*Data supplied*
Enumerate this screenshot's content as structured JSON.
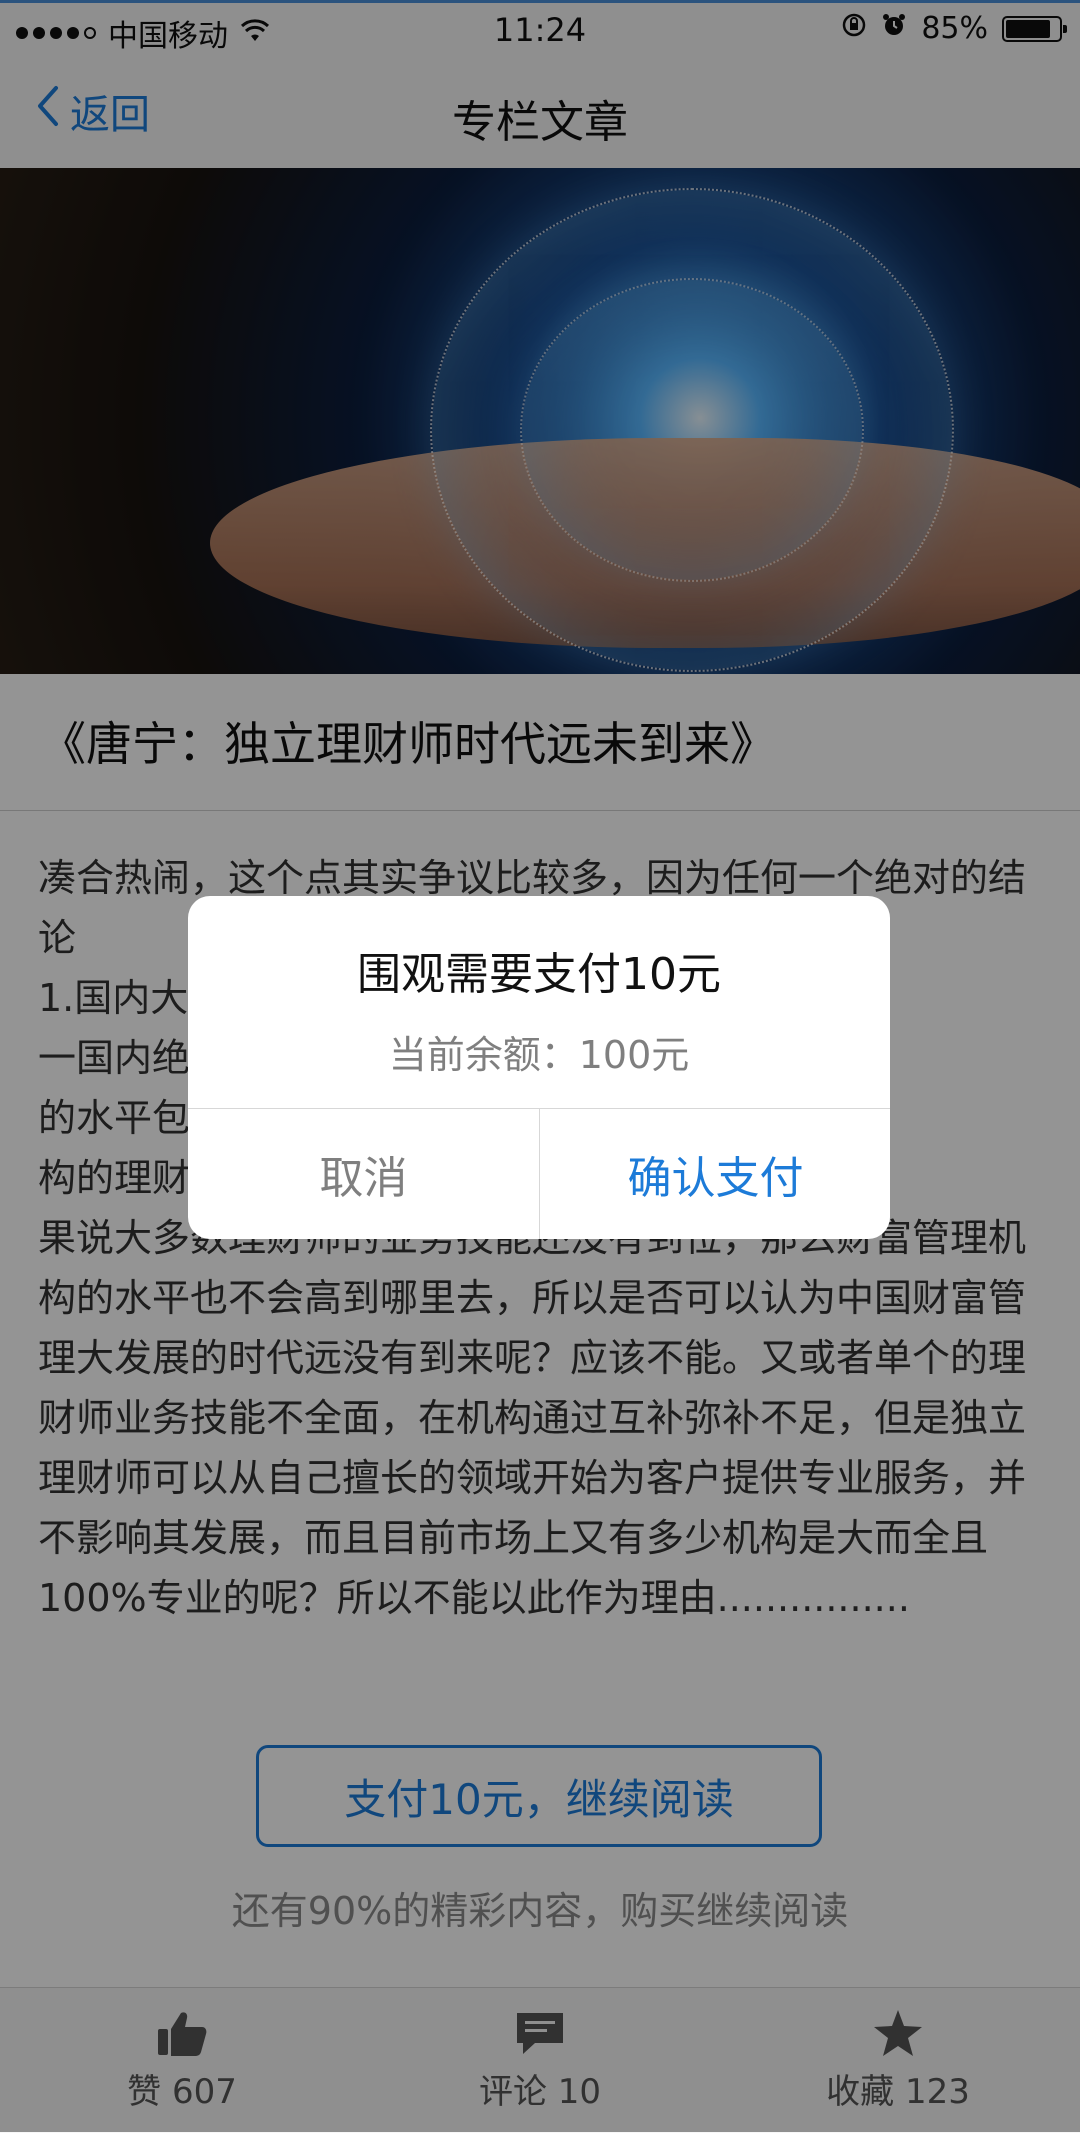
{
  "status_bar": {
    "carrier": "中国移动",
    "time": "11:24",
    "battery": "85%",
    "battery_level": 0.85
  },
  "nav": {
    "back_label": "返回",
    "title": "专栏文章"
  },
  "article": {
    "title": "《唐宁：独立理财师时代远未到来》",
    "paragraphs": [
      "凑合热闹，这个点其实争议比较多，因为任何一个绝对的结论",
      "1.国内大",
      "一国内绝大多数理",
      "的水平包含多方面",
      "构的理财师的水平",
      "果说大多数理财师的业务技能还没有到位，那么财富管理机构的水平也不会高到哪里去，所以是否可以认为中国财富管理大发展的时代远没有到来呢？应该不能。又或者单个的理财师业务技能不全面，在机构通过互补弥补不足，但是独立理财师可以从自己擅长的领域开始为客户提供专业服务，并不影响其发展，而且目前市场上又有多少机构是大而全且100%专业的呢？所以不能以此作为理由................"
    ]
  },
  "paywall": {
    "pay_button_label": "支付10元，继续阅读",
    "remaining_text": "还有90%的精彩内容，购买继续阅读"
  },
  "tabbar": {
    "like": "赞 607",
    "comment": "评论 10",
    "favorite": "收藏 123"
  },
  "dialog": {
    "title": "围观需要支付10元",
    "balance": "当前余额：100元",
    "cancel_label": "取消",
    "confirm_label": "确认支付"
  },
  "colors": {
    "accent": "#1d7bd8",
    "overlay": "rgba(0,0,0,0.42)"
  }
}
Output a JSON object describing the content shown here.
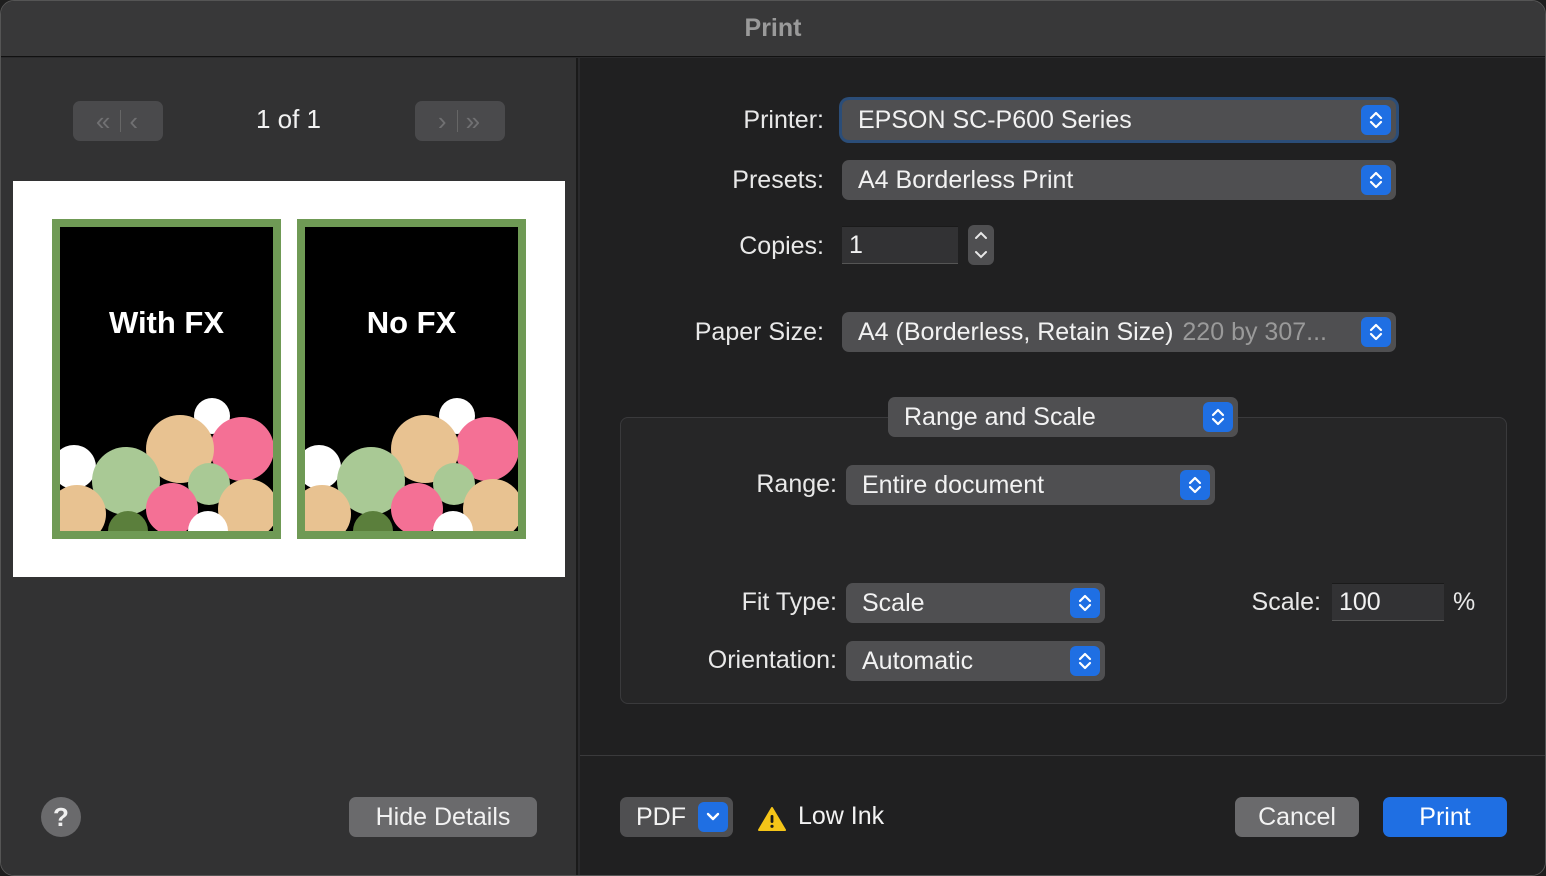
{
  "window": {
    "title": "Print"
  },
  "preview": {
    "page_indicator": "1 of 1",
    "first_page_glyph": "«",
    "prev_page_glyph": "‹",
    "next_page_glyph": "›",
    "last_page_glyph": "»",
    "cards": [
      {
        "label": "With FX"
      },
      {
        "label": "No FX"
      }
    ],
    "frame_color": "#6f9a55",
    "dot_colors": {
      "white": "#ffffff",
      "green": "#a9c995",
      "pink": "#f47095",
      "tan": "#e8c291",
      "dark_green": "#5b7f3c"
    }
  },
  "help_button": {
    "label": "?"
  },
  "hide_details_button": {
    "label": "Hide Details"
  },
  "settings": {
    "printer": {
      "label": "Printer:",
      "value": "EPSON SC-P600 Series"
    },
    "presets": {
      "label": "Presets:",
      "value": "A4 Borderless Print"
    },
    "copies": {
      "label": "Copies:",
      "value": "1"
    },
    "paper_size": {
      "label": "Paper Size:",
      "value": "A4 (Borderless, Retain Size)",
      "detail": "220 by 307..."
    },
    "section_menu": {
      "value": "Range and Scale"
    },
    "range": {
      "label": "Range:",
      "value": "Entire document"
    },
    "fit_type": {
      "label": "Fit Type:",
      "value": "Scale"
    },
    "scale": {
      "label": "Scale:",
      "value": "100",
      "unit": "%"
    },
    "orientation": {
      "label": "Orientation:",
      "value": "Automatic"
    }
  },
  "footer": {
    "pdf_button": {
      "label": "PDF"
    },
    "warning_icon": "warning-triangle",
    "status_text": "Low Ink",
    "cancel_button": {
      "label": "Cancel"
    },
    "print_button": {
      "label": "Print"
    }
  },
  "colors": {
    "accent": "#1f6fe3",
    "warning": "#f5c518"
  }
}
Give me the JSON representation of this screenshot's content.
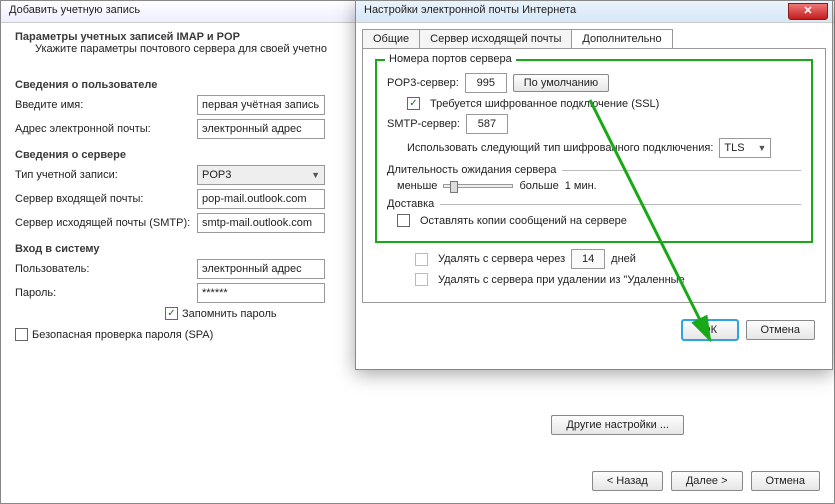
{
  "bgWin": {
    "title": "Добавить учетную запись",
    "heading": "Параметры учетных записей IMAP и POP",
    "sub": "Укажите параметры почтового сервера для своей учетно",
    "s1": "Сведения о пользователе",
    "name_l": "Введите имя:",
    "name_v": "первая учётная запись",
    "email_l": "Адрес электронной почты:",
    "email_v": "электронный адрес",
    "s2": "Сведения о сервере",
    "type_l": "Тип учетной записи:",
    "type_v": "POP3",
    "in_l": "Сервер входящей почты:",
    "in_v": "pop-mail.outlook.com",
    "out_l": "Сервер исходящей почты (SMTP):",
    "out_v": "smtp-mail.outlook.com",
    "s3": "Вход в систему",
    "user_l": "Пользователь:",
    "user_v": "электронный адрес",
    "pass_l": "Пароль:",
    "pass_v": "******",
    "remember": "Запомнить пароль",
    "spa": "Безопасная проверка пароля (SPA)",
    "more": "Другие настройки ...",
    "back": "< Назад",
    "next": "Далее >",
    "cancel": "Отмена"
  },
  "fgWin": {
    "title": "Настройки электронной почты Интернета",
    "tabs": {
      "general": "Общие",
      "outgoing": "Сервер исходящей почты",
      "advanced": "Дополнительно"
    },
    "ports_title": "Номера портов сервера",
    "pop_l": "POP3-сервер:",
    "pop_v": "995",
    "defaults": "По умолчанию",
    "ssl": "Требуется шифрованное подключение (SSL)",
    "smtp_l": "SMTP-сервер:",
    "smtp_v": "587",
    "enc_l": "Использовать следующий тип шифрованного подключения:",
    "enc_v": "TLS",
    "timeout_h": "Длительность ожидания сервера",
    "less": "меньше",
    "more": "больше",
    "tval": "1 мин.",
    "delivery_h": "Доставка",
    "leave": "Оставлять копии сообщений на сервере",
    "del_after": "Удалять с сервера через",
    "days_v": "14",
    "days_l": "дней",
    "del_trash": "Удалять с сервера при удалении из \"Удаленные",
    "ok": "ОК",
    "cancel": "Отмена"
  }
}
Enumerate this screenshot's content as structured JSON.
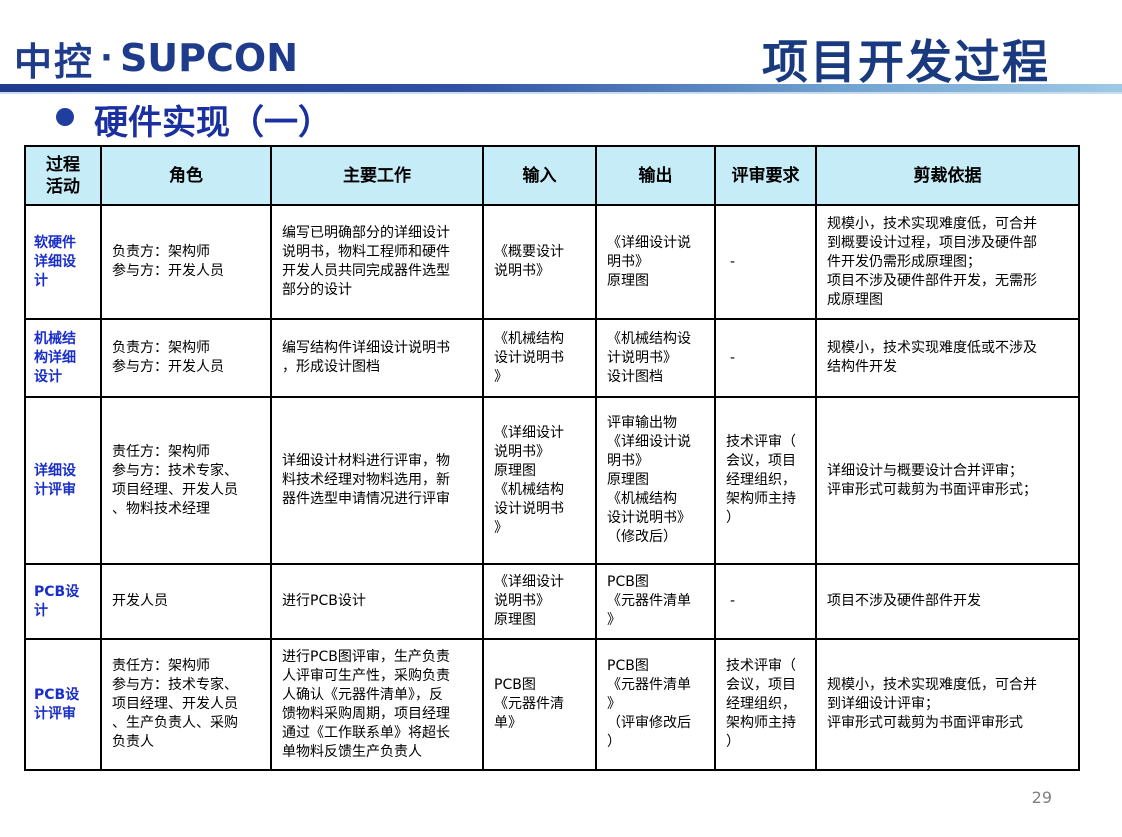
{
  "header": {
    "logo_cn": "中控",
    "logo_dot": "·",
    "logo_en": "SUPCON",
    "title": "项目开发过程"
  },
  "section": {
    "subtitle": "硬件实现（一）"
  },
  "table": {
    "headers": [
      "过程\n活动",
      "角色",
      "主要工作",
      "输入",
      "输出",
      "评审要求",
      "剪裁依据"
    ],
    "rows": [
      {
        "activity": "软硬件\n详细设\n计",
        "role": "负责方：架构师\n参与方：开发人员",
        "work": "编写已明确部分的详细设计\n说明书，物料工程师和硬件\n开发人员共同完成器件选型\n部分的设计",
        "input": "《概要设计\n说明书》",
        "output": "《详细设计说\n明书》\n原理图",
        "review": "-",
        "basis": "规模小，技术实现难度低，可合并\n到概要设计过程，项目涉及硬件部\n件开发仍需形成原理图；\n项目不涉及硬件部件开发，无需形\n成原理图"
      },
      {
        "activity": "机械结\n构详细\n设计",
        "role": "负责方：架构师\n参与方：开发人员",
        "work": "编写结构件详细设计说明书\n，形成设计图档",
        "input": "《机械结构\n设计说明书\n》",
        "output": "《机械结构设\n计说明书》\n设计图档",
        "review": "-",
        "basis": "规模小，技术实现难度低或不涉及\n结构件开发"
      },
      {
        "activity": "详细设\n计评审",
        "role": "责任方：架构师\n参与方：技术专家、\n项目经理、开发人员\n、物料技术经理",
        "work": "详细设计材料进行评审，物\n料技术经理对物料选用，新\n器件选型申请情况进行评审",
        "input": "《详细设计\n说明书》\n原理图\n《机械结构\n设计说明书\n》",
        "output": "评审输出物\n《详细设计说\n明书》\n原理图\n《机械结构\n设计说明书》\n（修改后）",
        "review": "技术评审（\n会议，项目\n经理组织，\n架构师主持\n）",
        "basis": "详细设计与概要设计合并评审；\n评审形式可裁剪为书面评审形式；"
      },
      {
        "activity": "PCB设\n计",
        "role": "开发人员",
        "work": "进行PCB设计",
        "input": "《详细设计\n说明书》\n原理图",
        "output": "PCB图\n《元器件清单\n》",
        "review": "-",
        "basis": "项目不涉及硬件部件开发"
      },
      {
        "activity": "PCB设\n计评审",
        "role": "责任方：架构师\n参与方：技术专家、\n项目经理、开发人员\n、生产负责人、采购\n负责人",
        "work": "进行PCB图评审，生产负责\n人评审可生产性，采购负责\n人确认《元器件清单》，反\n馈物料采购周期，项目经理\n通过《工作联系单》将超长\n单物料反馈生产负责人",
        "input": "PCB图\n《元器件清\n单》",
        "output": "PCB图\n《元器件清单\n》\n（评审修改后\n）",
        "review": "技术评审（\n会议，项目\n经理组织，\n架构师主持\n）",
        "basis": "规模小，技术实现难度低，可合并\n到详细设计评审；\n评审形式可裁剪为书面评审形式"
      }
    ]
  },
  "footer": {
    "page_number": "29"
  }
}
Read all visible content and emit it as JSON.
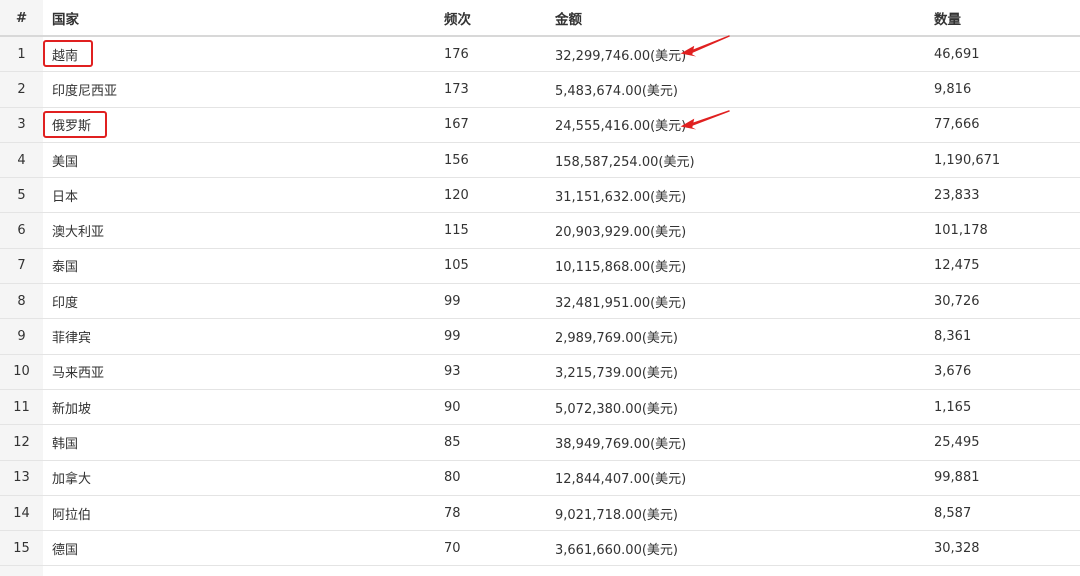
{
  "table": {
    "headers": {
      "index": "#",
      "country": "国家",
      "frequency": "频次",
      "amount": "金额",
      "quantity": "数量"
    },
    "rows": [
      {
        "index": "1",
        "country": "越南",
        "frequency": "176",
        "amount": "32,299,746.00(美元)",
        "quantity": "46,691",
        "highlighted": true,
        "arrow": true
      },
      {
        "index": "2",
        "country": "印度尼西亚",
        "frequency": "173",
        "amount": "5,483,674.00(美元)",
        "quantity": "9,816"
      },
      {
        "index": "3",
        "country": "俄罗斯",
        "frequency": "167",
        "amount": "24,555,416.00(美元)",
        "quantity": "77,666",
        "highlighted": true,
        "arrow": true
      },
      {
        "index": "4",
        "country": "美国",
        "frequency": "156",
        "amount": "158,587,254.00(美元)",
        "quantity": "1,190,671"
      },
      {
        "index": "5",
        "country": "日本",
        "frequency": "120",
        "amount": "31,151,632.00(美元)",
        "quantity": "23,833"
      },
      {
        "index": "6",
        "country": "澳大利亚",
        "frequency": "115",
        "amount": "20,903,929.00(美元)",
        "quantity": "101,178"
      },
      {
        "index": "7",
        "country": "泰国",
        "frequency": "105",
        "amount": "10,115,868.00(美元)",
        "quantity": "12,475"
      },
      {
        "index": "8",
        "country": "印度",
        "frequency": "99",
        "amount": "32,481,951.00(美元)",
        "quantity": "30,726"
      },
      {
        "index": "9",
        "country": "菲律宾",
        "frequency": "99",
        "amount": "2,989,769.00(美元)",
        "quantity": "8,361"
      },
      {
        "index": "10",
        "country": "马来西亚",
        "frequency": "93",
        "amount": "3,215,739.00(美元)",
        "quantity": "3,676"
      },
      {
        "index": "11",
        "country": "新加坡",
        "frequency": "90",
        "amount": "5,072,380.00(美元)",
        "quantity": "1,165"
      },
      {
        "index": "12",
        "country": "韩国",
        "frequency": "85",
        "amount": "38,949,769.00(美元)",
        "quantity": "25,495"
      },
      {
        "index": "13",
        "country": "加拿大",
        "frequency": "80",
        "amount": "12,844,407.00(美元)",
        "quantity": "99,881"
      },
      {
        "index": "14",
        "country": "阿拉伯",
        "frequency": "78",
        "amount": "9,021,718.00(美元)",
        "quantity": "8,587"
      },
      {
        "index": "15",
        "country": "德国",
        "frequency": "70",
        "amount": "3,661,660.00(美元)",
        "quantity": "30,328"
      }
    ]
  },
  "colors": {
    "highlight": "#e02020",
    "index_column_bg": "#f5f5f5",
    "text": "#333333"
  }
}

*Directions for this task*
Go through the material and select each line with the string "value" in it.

*Answer to the exercise*
      "value": "EPSON SC-P600 Series"
      "value": "A4 Borderless Print"
      "value": "1"
      "value": "A4 (Borderless, Retain Size)",
      "value": "Range and Scale"
      "value": "Entire document"
      "value": "Scale"
      "value": "100",
      "value": "Automatic"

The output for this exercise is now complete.